Assigned task
All of the entries below are to be copied word for word.

—————

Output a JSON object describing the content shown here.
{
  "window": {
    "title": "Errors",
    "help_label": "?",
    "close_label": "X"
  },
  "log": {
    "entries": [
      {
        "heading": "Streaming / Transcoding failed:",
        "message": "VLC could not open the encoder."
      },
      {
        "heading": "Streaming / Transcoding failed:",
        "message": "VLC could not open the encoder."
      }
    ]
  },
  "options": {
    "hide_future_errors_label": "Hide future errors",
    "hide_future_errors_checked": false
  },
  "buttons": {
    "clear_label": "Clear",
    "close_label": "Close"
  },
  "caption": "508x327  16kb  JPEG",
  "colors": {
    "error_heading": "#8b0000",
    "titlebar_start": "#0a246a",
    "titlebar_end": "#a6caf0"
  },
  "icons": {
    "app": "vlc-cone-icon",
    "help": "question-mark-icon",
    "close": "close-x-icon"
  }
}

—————

Result below
Output a JSON object describing the content shown here.
{
  "window": {
    "title": "Errors",
    "help_label": "?",
    "close_label": "X"
  },
  "log": {
    "entries": [
      {
        "heading": "Streaming / Transcoding failed:",
        "message": "VLC could not open the encoder."
      },
      {
        "heading": "Streaming / Transcoding failed:",
        "message": "VLC could not open the encoder."
      }
    ]
  },
  "options": {
    "hide_future_errors_label": "Hide future errors",
    "hide_future_errors_checked": false
  },
  "buttons": {
    "clear_label": "Clear",
    "close_label": "Close"
  },
  "caption": "508x327  16kb  JPEG",
  "colors": {
    "error_heading": "#8b0000",
    "titlebar_start": "#0a246a",
    "titlebar_end": "#a6caf0"
  },
  "icons": {
    "app": "vlc-cone-icon",
    "help": "question-mark-icon",
    "close": "close-x-icon"
  }
}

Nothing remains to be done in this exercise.